The announcement was part of an effort to get the attention of carriers, said Ronald Gruia, principal analyst for emerging telecoms at Frost & Sullivan.

“Because the technology itself is fairly new, it’s important to get that early mind share,” Gruia said.

LTE is a standard for high-speed data transmission on wireless networks, and could provide transfer rates of up to 100 Megabits per second (Mbps).

Lappalainen said NSN tested the data capability, but is working on technology that would enable voice calls over IP-based LTE networks.

“Release 8 is more focused on data than on voice,” he said of the software, adding future releases will include quality of service. “In the beginning it will be mainly data that will be transmitted over LTE. That means data dongles that people will use with notebooks and PCs. As the ecosystem develops and matures you will see more traditional types of devices with voice included.”

Gruia said when carriers roll out LTE, they will either use a circuit-switched network for voice calls or Voice over LTE via Generic Access (VoLGA). Several equipment manufacturers, including Ericsson, Nortel, ZTE and Motorola, have formed the VoLGA Forum to promote the technology, which is designed to let users get consistent voice and text messaging services as they go between GSM, UMTS and LTE networks.

LM Ericsson of Sweden is also testing LTE. During a recent tour of its Montreal development centre, Ericsson executives predicted users would get speeds of 5 to 20 Mbps and receivers would be built into cars and homes.

At press time, no Canadian carrier had announced when it plans to offer LTE. In the U.S., Verizon has announced it plans to start LTE trials at 60 Mbps in Seattle and Boston later this year.

NSN is predicting commercial networks will be available next year and says its base stations can be upgraded to LTE by adding software. The company is currently providing equipment for Bell Canada’s High Speed Packet Access network, which it is building with competitor Telus Corp. using hardware from Chinese vendor Huawei and Nokia Siemens Networks.

“All Nokia Siemens Networks customers in North America are deploying LTE ready base stations as we speak,” Lappalainen said. “It will be up to them to decide when to turn on the network.”

Gruia predicts Bell will wait to see what Rogers does before deciding when to upgrade to LTE.
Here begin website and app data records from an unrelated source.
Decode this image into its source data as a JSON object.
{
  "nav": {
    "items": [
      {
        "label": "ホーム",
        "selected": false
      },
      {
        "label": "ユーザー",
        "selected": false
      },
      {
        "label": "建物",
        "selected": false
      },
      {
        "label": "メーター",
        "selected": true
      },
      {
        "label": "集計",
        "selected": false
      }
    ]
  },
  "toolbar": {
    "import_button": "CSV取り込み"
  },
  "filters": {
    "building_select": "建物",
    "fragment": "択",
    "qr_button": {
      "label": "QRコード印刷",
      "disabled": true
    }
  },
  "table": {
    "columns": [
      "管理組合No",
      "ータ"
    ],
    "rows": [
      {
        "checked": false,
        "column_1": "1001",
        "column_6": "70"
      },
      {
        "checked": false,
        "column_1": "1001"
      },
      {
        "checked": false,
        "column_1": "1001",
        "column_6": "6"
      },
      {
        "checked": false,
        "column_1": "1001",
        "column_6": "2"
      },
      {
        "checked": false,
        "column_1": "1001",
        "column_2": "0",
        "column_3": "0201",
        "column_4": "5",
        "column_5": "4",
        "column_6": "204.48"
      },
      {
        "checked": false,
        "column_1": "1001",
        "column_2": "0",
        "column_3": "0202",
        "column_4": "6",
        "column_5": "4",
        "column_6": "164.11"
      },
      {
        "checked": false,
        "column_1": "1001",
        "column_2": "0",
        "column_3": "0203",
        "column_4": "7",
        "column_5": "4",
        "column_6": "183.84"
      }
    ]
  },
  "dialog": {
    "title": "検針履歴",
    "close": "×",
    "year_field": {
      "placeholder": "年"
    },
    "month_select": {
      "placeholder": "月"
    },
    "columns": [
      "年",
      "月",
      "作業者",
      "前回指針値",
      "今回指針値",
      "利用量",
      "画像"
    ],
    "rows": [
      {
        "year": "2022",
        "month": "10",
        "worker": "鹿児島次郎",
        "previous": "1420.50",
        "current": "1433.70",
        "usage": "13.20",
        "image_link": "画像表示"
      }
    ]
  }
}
“Canadian operators for the most point tend to be smart followers rather than too avant garde,” he said.

Nokia Siemens Networks recently offered to acquire the carrier wireless assets of Nortel Networks Corp. but was outbid in an auction by LM Ericsson of Sweden, which offered to pay US$1.13 billion.